Provided records below:

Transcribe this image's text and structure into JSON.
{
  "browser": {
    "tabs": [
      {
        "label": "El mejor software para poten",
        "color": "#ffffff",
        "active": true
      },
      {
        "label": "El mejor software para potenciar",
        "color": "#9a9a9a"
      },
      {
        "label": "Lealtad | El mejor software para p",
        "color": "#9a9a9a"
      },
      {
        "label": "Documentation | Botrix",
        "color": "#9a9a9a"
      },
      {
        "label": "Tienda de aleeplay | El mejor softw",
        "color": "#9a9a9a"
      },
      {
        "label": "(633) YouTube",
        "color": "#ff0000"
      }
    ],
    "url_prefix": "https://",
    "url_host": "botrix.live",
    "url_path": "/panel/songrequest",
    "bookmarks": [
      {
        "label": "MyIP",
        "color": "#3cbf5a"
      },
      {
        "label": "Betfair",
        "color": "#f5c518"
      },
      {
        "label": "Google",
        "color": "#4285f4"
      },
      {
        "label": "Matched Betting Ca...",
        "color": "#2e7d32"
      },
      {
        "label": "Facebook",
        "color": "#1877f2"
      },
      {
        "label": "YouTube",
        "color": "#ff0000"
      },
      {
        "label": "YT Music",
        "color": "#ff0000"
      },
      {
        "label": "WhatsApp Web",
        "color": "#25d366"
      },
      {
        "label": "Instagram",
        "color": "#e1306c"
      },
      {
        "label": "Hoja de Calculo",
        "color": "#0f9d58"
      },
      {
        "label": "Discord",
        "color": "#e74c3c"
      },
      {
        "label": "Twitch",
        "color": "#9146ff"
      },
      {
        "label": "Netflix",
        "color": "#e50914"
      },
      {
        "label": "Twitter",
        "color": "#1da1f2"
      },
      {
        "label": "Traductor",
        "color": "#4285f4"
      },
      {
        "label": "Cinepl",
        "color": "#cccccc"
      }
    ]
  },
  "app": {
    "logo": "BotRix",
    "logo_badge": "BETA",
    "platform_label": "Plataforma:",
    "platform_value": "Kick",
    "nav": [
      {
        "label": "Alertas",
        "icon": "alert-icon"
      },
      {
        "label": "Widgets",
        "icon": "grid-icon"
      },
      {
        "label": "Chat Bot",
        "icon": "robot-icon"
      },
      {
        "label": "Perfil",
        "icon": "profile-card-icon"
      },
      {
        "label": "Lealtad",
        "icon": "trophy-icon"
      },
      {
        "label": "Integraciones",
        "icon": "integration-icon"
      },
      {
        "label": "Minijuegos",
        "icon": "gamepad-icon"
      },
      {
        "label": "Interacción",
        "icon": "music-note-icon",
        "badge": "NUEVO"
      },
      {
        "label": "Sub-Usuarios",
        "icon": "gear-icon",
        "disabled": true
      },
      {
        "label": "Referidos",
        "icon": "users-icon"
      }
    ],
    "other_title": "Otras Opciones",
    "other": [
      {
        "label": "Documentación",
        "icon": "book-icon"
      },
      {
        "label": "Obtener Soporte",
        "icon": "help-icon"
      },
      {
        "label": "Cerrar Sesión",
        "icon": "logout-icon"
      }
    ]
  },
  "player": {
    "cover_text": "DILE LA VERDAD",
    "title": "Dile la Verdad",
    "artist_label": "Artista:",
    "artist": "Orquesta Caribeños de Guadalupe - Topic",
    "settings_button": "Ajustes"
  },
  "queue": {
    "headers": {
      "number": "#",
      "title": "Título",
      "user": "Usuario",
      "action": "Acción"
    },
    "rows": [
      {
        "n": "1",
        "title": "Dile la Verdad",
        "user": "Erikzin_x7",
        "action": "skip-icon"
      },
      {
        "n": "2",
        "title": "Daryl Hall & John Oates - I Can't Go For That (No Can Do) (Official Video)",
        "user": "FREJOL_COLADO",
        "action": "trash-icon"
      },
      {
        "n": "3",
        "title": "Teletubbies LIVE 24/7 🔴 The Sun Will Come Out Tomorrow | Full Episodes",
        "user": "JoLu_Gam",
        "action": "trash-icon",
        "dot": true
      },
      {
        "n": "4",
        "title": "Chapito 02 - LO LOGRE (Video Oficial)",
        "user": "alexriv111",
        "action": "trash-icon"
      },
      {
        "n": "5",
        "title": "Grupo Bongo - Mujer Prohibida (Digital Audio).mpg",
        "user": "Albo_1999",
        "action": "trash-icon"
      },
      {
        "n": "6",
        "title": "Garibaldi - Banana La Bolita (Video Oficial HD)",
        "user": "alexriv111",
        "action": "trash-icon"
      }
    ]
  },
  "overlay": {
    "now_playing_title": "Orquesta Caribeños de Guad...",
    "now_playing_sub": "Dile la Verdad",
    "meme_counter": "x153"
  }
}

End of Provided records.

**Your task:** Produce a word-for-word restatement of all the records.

**Exercise answer:**
Transcribe this image's text and structure into JSON.
{
  "browser": {
    "tabs": [
      {
        "label": "El mejor software para poten",
        "color": "#ffffff",
        "active": true
      },
      {
        "label": "El mejor software para potenciar",
        "color": "#9a9a9a"
      },
      {
        "label": "Lealtad | El mejor software para p",
        "color": "#9a9a9a"
      },
      {
        "label": "Documentation | Botrix",
        "color": "#9a9a9a"
      },
      {
        "label": "Tienda de aleeplay | El mejor softw",
        "color": "#9a9a9a"
      },
      {
        "label": "(633) YouTube",
        "color": "#ff0000"
      }
    ],
    "url_prefix": "https://",
    "url_host": "botrix.live",
    "url_path": "/panel/songrequest",
    "bookmarks": [
      {
        "label": "MyIP",
        "color": "#3cbf5a"
      },
      {
        "label": "Betfair",
        "color": "#f5c518"
      },
      {
        "label": "Google",
        "color": "#4285f4"
      },
      {
        "label": "Matched Betting Ca...",
        "color": "#2e7d32"
      },
      {
        "label": "Facebook",
        "color": "#1877f2"
      },
      {
        "label": "YouTube",
        "color": "#ff0000"
      },
      {
        "label": "YT Music",
        "color": "#ff0000"
      },
      {
        "label": "WhatsApp Web",
        "color": "#25d366"
      },
      {
        "label": "Instagram",
        "color": "#e1306c"
      },
      {
        "label": "Hoja de Calculo",
        "color": "#0f9d58"
      },
      {
        "label": "Discord",
        "color": "#e74c3c"
      },
      {
        "label": "Twitch",
        "color": "#9146ff"
      },
      {
        "label": "Netflix",
        "color": "#e50914"
      },
      {
        "label": "Twitter",
        "color": "#1da1f2"
      },
      {
        "label": "Traductor",
        "color": "#4285f4"
      },
      {
        "label": "Cinepl",
        "color": "#cccccc"
      }
    ]
  },
  "app": {
    "logo": "BotRix",
    "logo_badge": "BETA",
    "platform_label": "Plataforma:",
    "platform_value": "Kick",
    "nav": [
      {
        "label": "Alertas",
        "icon": "alert-icon"
      },
      {
        "label": "Widgets",
        "icon": "grid-icon"
      },
      {
        "label": "Chat Bot",
        "icon": "robot-icon"
      },
      {
        "label": "Perfil",
        "icon": "profile-card-icon"
      },
      {
        "label": "Lealtad",
        "icon": "trophy-icon"
      },
      {
        "label": "Integraciones",
        "icon": "integration-icon"
      },
      {
        "label": "Minijuegos",
        "icon": "gamepad-icon"
      },
      {
        "label": "Interacción",
        "icon": "music-note-icon",
        "badge": "NUEVO"
      },
      {
        "label": "Sub-Usuarios",
        "icon": "gear-icon",
        "disabled": true
      },
      {
        "label": "Referidos",
        "icon": "users-icon"
      }
    ],
    "other_title": "Otras Opciones",
    "other": [
      {
        "label": "Documentación",
        "icon": "book-icon"
      },
      {
        "label": "Obtener Soporte",
        "icon": "help-icon"
      },
      {
        "label": "Cerrar Sesión",
        "icon": "logout-icon"
      }
    ]
  },
  "player": {
    "cover_text": "DILE LA VERDAD",
    "title": "Dile la Verdad",
    "artist_label": "Artista:",
    "artist": "Orquesta Caribeños de Guadalupe - Topic",
    "settings_button": "Ajustes"
  },
  "queue": {
    "headers": {
      "number": "#",
      "title": "Título",
      "user": "Usuario",
      "action": "Acción"
    },
    "rows": [
      {
        "n": "1",
        "title": "Dile la Verdad",
        "user": "Erikzin_x7",
        "action": "skip-icon"
      },
      {
        "n": "2",
        "title": "Daryl Hall & John Oates - I Can't Go For That (No Can Do) (Official Video)",
        "user": "FREJOL_COLADO",
        "action": "trash-icon"
      },
      {
        "n": "3",
        "title": "Teletubbies LIVE 24/7 🔴 The Sun Will Come Out Tomorrow | Full Episodes",
        "user": "JoLu_Gam",
        "action": "trash-icon",
        "dot": true
      },
      {
        "n": "4",
        "title": "Chapito 02 - LO LOGRE (Video Oficial)",
        "user": "alexriv111",
        "action": "trash-icon"
      },
      {
        "n": "5",
        "title": "Grupo Bongo - Mujer Prohibida (Digital Audio).mpg",
        "user": "Albo_1999",
        "action": "trash-icon"
      },
      {
        "n": "6",
        "title": "Garibaldi - Banana La Bolita (Video Oficial HD)",
        "user": "alexriv111",
        "action": "trash-icon"
      }
    ]
  },
  "overlay": {
    "now_playing_title": "Orquesta Caribeños de Guad...",
    "now_playing_sub": "Dile la Verdad",
    "meme_counter": "x153"
  }
}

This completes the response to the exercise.